If you spend any time at all online, you’ve probably seen speculation every so often about a possible return of Joss Whedon’s space western Firefly, the Fox series that was cancelled in 2002 after only 11 of its 14 episodes had aired– mostly out of order and with gaps in its weekly broadcasts due to Major League Baseball playoffs and holiday programming.
And why not? The series only grew in popularity after its cancellation. Its devoted fan base, who came to be known as “Browncoats” (taking their name from the Independent forces in the series who fought for their freedom against the corporate super-government known as the Alliance), spurred brisk sales of the series’ DVD box set, and Universal Studios greenlit a major motion picture, Serenity, that was helmed by Whedon himself and reunited the series’ original cast to tie up most of the show’s loose ends.

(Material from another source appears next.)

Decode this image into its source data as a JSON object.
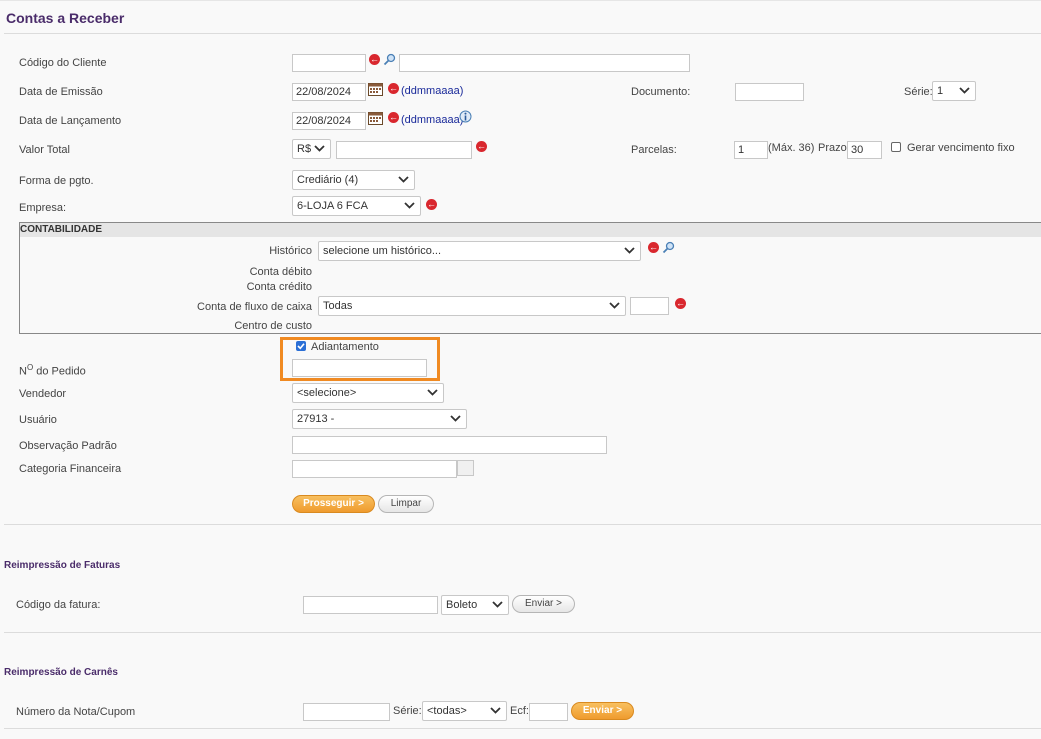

Serenity debuted in theaters in August of 2005, and although there was never a sequel, both the movie and the TV series that inspired it have spawned a number of additional stories set in the Firefly ‘verse. There have been several comics series published by Dark Horse Comics and Boom! Studios that follow the exploits of the crew of Serenity, and publishers like Insight Editions and Titan Books have published numerous volumes covering every detail of the Firefly ‘verse, from handbooks and episode companions to prose novels and cookbooks. It also seems as though Firefly- and Serenity-licensed merchandise is at an all-time high. A quick online search will reveal clothing, board games, prop replicas, action figures and much more.
It’s obvious that the love of Browncoats the world over has kept Serenity relevant for nearly twenty years, so with reboots and revivals being all the rage in Hollywood these days, you’d think it would only be a matter of time until the executives at 21st Century Fox (now owned by the Walt Disney Company) decide to send Malcolm Reynolds and his crew back to the black. I’m sure if that happened, there’d be more than a few Browncoats that would be all manner of glad to see it.
I just wouldn’t be one of them.
I know what you’re thinking: “How could you say that, Chris? You’re a hardcore fan. There aren’t many folk out there whose coats have a more brownish color than yours. You’ve even spent the past seven years spearheading a movement to convince Elon Musk’s company SpaceX to name its first Crew Dragon after Serenity. Why wouldn’t you want to see Firefly on the screen again?”
Well, read on and I’ll explain.